The Tampa Tribune, published 9 September 2003

If the Eagles were offended by DT Warren Sapp's comments about their new home, his first career reception certainly didn't do anything to smooth things over. With the Bucs ahead 10-0 early in the fourth quarter, Sapp caught a 14-yard pass from QB Brad Johnson and picked up a first down. ``Brad said, `I'll be looking for you,' '' Sapp said. ``I've always dreamed about it. I've always had the ability, but never had the chance.''

Sapp has been lining up as a tight end in certain situations the past two seasons. But his contribution to the offense mainly consisted of goal-line blocking, until Monday night. The catch punctuated Tampa Bay's dominance against the Eagles and helped spoil Philadelphia's opener in their new stadium. Before the start of the season, Sapp predicted a Monday night victory at the new Lincoln Financial Field, which replaced the team's former home, Veterans Stadium. ``My first victory in the NFL was at [Veterans Stadium],'' Sapp said then. ``I opened the Vet with [a butt-whooping] and I closed it with [a butt-whooping]. And I love it. I'm going to get to open their new house with [a butt-whooping].''

In his first public comments since April, NFL Commissioner Paul Tagliabue denied the Bucs are for sale. Tagliabue attended Monday night's game and addressed the persistent rumor, which heated up when Bucs owner Malcolm Glazer put in his bid to buy the Los Angeles Dodgers. ``Nothing has changed regarding the Glazers and the Dodgers,'' Tagliabue said. ``Once again, I can say, they have no intentions of selling the Buccaneers.''

At issue is Glazer's desire to buy the baseball team. NFL rules prohibit cross-ownership of franchises unless they are in the same market. But in April, Tagliabue said there are exceptions to the rule, which include the ability to own a a second franchise in a region not deemed a potential NFL city. The league desperately wants to put a team back in Los Angeles, but there are no current plans because of stadium issues. Glazer is the front-runner to buy the Dodgers, but negotiations have slowed in recent months.

Philadelphia won a challenge and lost yardage on the same play. After QB Donovan McNabb's arm was hit by Simeon Rice, the ball fell into the hands of RT Jon Runyan, an ineligible receiver. The Eagles were penalized for illegal touching, but Philadelphia disagreed with the call and challenged it. After officials sorted it out, they ruled McNabb was sacked by Rice and the pass was ruled a fumble recovered by Runyan. The Eagles won and weren't charged with a timeout, but the ball was moved back 4 yards from the previous spot. Philadelphia ended up punting on the possession.

What looked to be guaranteed points ended in a bust. The Eagles had first-and-goal on their second series of the first quarter and came away with no points.
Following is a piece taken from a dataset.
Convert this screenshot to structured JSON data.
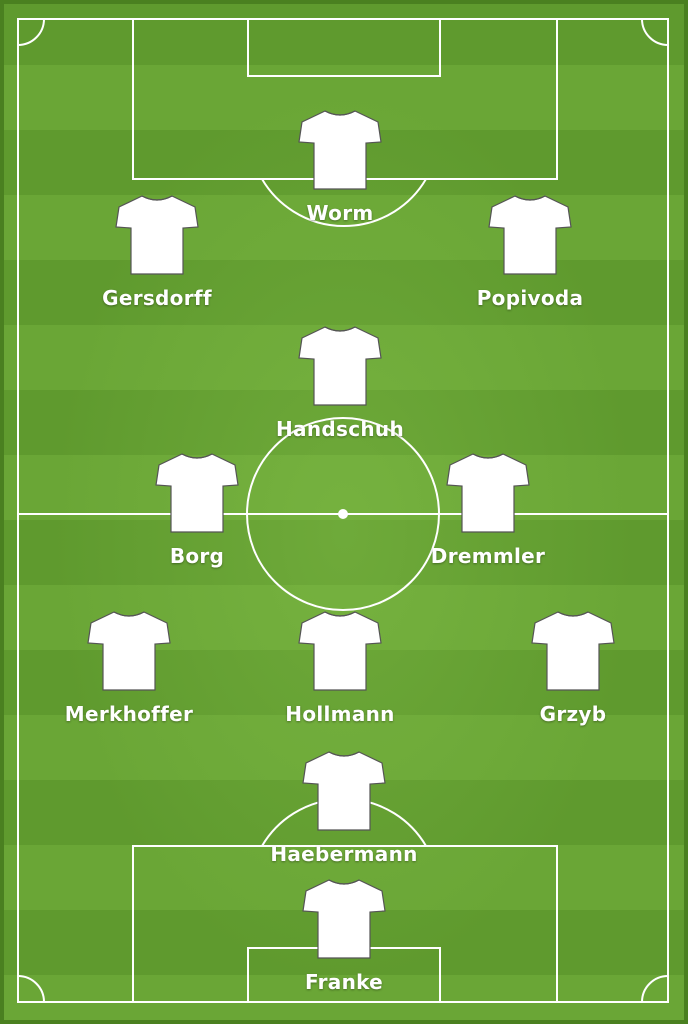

WR James Thrash began the series with a reverse that gained 47 yards. Two plays later, John Lynch was penalized for pass interference, moving the ball to the Bucs' 1-yard line. After two incomplete passes and a stop by the Bucs' defense, Philadelphia lined up for a 19- yard field goal attempt. Holder and backup QB Koy Detmer took the snap and threw to a wide- open TE L.J. Smith, who wasn't able to hold on to the ball.
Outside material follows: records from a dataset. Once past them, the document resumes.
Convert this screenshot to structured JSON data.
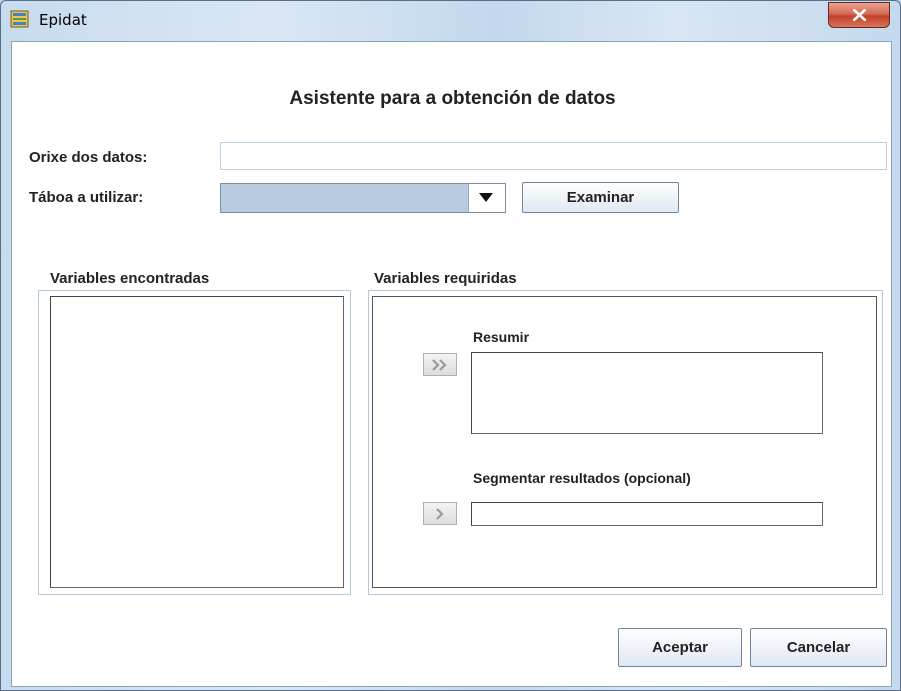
{
  "window": {
    "title": "Epidat",
    "icon": "epidat-app-icon",
    "close_icon": "close-icon"
  },
  "dialog": {
    "heading": "Asistente para a obtención de datos",
    "source_label": "Orixe dos datos:",
    "source_value": "",
    "table_label": "Táboa a utilizar:",
    "table_selected": "",
    "browse_button": "Examinar",
    "found_group_title": "Variables encontradas",
    "required_group_title": "Variables requiridas",
    "summarize_label": "Resumir",
    "segment_label": "Segmentar resultados (opcional)",
    "add_many_icon": "double-chevron-right-icon",
    "add_one_icon": "chevron-right-icon",
    "accept_button": "Aceptar",
    "cancel_button": "Cancelar"
  },
  "colors": {
    "close_button": "#c9452f",
    "combo_fill": "#b8cbe0",
    "group_border": "#b6cadd"
  }
}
Philadelphia CB Troy Vincent collected his 40th career interception just before the end of the first half. Vincent picked off Johnson after his pass to Michael Pittman deflected off the running back's hands into the air.

Simeon Rice has now sacked his former high school team-mate Donovan McNabb 12.5 times in his career, the most of any NFL quarterback.

The Eagles opened their stadium and Rocky showed up. Actor Sylvester Stallone, who made the city famous with his ``Rocky'' movies, revved up the crowd when they showed him on the video screen wearing a Duce Staley jersey.

An Eagles highlight video precluded a fireworks display, but images from last season's NFC Championship Game, which Tampa Bay won, 27-10, were absent.

The Eagles are now 10-1 on prime time television under coach Andy Reid.